Use of a Machine Learning Algorithm to Classify Expertise: Analysis of Hand Motion Patterns During a Simulated Surgical Task

Watson, Robert A. MBChB, FRCS(Eng)

Academic Medicine:
doi: 10.1097/ACM.0000000000000316
Research Reports

Purpose: To test the hypothesis that machine learning algorithms increase the predictive power to classify surgical expertise using surgeons’ hand motion patterns.

Method: In 2012 at the University of North Carolina at Chapel Hill, 14 surgical attendings and 10 first- and second-year surgical residents each performed two bench model venous anastomoses. During the simulated tasks, the participants wore an inertial measurement unit on the dorsum of their dominant (right) hand to capture their hand motion patterns. The pattern from each bench model task performed was preprocessed into a symbolic time series and labeled as expert (attending) or novice (resident). The labeled hand motion patterns were processed and used to train a Support Vector Machine (SVM) classification algorithm. The trained algorithm was then tested for discriminative/predictive power against unlabeled (blinded) hand motion patterns from tasks not used in the training. The Lempel–Ziv (LZ) complexity metric was also measured from each hand motion pattern, with an optimal threshold calculated to separately classify the patterns.

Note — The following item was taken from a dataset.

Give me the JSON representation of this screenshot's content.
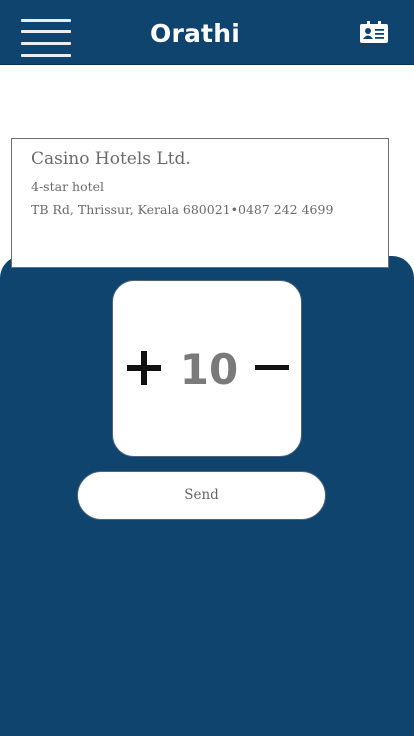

Results: The LZ metric classified unlabeled (blinded) hand motion patterns into expert and novice groups with an accuracy of 70% (sensitivity 64%, specificity 80%). The SVM algorithm had an accuracy of 83% (sensitivity 86%, specificity 80%).

Conclusions: The results confirmed the hypothesis. The SVM algorithm increased the predictive power to classify blinded surgical hand motion patterns into expert versus novice groups. With further development, the system used in this study could become a viable tool for low-cost, objective assessment of procedural proficiency in a competency-based curriculum.

Author Information

Dr. Watson is assistant professor, Department of Surgery, University of North Carolina at Chapel Hill, Chapel Hill, North Carolina.

Funding/Support: This study was supported by a University of North Carolina at Chapel Hill Academy of Educators award.

Other disclosures: None reported.

Ethical approval: The University of North Carolina Medical Center institutional review board approved all procedures.

Correspondence should be addressed to Dr. Watson, 4026 Burnett-Womack Building, Campus Box 7211, Chapel Hill, NC 27599-7211; telephone: (919) 966-8008; e-mail:

© 2014 by the Association of American Medical Colleges